Report each line of the records where "chevron" occurs.

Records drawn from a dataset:
>>>
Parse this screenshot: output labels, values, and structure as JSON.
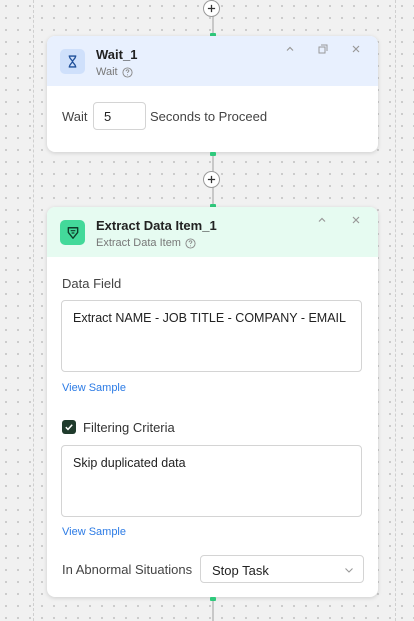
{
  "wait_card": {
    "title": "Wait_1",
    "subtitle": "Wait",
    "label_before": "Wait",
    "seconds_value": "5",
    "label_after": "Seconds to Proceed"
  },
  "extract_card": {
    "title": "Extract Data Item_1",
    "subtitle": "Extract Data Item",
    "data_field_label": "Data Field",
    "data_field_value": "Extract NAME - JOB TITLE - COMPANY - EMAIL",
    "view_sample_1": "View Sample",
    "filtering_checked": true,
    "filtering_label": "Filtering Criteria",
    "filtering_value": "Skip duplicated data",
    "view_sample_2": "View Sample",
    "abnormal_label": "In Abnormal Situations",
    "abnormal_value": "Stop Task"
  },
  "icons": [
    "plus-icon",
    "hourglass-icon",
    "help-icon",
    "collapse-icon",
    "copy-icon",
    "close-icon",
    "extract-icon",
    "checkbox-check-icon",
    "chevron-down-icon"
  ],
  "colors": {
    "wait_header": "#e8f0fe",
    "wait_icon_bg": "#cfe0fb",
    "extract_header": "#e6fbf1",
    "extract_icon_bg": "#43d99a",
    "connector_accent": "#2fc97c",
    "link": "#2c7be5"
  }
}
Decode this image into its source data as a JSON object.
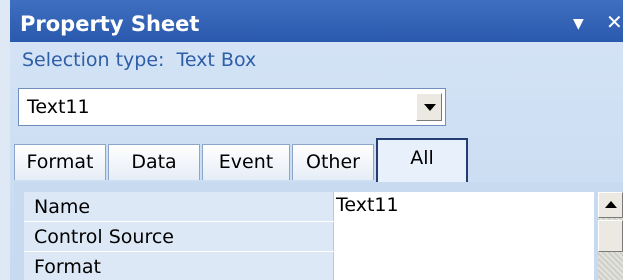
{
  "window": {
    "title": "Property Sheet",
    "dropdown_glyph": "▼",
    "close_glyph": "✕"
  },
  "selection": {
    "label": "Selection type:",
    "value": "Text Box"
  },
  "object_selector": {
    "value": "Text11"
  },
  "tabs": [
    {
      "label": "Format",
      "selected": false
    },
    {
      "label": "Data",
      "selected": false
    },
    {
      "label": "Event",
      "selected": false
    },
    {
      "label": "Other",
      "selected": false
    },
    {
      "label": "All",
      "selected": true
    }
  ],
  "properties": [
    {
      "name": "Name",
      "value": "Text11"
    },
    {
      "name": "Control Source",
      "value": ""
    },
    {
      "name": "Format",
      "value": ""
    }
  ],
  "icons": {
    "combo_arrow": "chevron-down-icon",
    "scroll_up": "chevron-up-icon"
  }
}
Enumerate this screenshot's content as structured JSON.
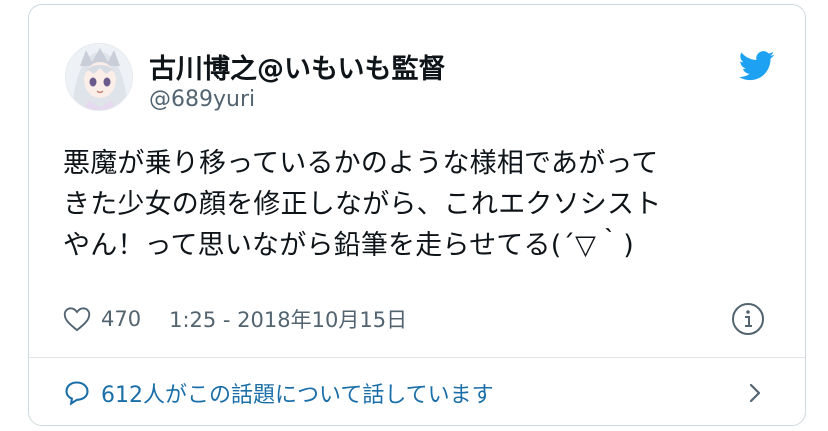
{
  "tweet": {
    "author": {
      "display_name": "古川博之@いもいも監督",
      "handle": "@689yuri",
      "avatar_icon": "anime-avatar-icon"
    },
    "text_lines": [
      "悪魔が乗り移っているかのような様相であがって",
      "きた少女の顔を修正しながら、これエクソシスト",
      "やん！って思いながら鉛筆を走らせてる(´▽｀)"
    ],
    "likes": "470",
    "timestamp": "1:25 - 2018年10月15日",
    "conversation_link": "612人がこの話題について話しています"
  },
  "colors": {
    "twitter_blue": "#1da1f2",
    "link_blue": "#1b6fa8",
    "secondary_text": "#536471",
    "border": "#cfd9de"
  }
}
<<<
RESPONSE:
    "chevron-down-icon"
    "combo_arrow": "chevron-down-icon",
    "scroll_up": "chevron-up-icon"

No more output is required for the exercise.